An attack of RP was defined as an episode of at least a 2-phase color change in the fingers in response to cold exposure or emotion, which included pallor and/or cyanosis and reactive hyperemia associated with local discomfort.

Early termination occurred if patients developed vascular complications or an increase in RP burden indicative of a change in vasoactive medication, as assessed by the treating physician; or if patients had an allergic reaction to the gloves.

A total of 85 patients with SSc were included in the trial, with 78 completing the study. Participants’ mean RCS at 2 weeks prior to the study (ie, without any gloves) was 6.4±1.6. The mean RCS decreased to 3.9±2.3 both with silver-fiber gloves and normal gloves, with a similar course over time.

No difference in mean RCS was reported over time between normal gloves and silver-fiber gloves (β, 0.067; 95% CI, -0.006 to 0.19). Regarding secondary efficacy outcomes, total Scleroderma Health Assessment Questionnaire (β, 0.036; 95% CI, 0.026-0.046) was slightly higher with silver-fiber gloves. However, this finding was not clinically relevant.

Three patients developed new digital ulcers with the use of normal gloves compared with 1 patient who developed digital ulcers with the use of silver-fiber gloves (odds ratio, 3.2; 95% CI, 0.32 -31.1).

The study was limited by the fact that RP burden prior to initiation of the trial was evaluated according to self-report of the patients, based on questions posed by their treating physician at the outpatient clinic. Thus, although recall bias might have occurred, potential recall bias should have affected the results with both normal and silver-fiber gloves at the same rate because of the randomized, crossover study design.

The study authors concluded, “Based on this study there is no basis for rheumatologists to specifically recommend 8% silver-[fiber] gloves over normal gloves to decrease the burden of RP, as measured in this study by RCS, in [patients with] SSc.”

Reference

Liem SIE, Hoekstra EM, Bonte-Mineur F, et al. The effect of silver fibre gloves on Raynaud’s phenomenon in patients with systemic sclerosis: a double-blind randomized cross-over trial.
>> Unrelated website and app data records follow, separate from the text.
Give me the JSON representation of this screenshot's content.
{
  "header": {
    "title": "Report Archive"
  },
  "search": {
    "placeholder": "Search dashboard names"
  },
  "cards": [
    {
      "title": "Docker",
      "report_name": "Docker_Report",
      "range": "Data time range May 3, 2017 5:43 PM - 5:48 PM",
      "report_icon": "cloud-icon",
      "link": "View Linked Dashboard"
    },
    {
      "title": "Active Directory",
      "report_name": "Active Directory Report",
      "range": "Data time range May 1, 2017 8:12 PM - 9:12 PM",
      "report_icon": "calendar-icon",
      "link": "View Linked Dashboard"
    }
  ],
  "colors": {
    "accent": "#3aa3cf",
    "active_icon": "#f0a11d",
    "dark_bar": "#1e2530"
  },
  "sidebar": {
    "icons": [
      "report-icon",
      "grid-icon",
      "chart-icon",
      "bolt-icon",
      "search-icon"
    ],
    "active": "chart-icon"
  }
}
Rheumatology (Oxford). Published online April 20, 2022. doi:10.1093/rheumatology/keac243